The data START

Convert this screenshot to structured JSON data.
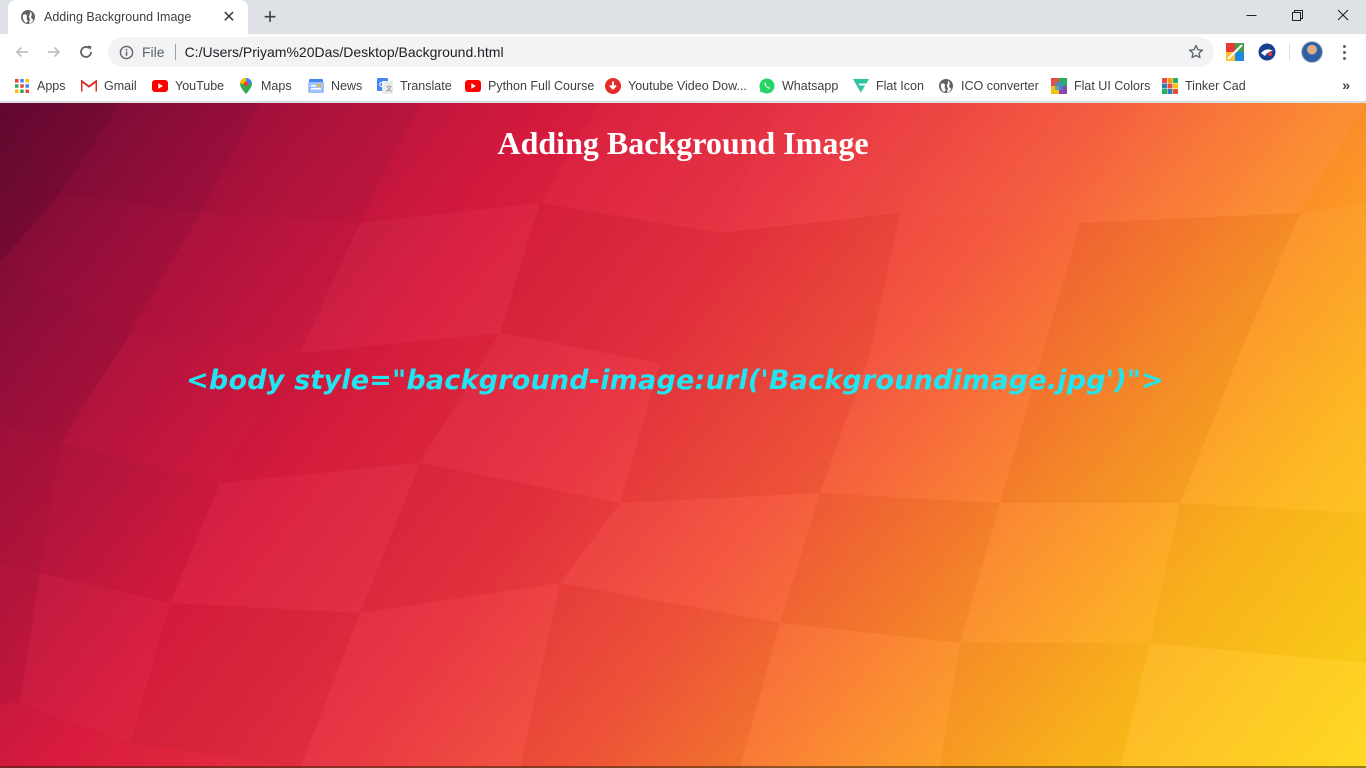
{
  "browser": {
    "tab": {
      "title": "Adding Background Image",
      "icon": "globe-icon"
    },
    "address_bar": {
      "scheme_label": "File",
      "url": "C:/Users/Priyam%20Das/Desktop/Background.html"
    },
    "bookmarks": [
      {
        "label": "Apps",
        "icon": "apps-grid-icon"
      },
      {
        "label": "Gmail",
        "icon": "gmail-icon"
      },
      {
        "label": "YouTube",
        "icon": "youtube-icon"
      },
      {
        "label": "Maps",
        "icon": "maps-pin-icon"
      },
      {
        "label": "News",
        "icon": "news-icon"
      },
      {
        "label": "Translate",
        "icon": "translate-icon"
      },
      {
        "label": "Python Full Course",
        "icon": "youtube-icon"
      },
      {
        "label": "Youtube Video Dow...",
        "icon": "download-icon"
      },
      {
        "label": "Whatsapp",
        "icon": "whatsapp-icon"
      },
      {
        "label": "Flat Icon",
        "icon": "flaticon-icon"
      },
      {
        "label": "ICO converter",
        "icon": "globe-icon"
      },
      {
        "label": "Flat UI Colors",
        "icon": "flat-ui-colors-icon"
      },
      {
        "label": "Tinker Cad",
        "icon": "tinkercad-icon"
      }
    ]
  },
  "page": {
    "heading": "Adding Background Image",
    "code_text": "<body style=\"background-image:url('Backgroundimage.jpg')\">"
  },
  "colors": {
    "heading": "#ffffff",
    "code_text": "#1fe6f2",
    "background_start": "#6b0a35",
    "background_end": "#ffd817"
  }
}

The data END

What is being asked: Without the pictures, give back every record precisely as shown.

Answer space:
Convert this screenshot to structured JSON data.
{
  "browser": {
    "tab": {
      "title": "Adding Background Image",
      "icon": "globe-icon"
    },
    "address_bar": {
      "scheme_label": "File",
      "url": "C:/Users/Priyam%20Das/Desktop/Background.html"
    },
    "bookmarks": [
      {
        "label": "Apps",
        "icon": "apps-grid-icon"
      },
      {
        "label": "Gmail",
        "icon": "gmail-icon"
      },
      {
        "label": "YouTube",
        "icon": "youtube-icon"
      },
      {
        "label": "Maps",
        "icon": "maps-pin-icon"
      },
      {
        "label": "News",
        "icon": "news-icon"
      },
      {
        "label": "Translate",
        "icon": "translate-icon"
      },
      {
        "label": "Python Full Course",
        "icon": "youtube-icon"
      },
      {
        "label": "Youtube Video Dow...",
        "icon": "download-icon"
      },
      {
        "label": "Whatsapp",
        "icon": "whatsapp-icon"
      },
      {
        "label": "Flat Icon",
        "icon": "flaticon-icon"
      },
      {
        "label": "ICO converter",
        "icon": "globe-icon"
      },
      {
        "label": "Flat UI Colors",
        "icon": "flat-ui-colors-icon"
      },
      {
        "label": "Tinker Cad",
        "icon": "tinkercad-icon"
      }
    ]
  },
  "page": {
    "heading": "Adding Background Image",
    "code_text": "<body style=\"background-image:url('Backgroundimage.jpg')\">"
  },
  "colors": {
    "heading": "#ffffff",
    "code_text": "#1fe6f2",
    "background_start": "#6b0a35",
    "background_end": "#ffd817"
  }
}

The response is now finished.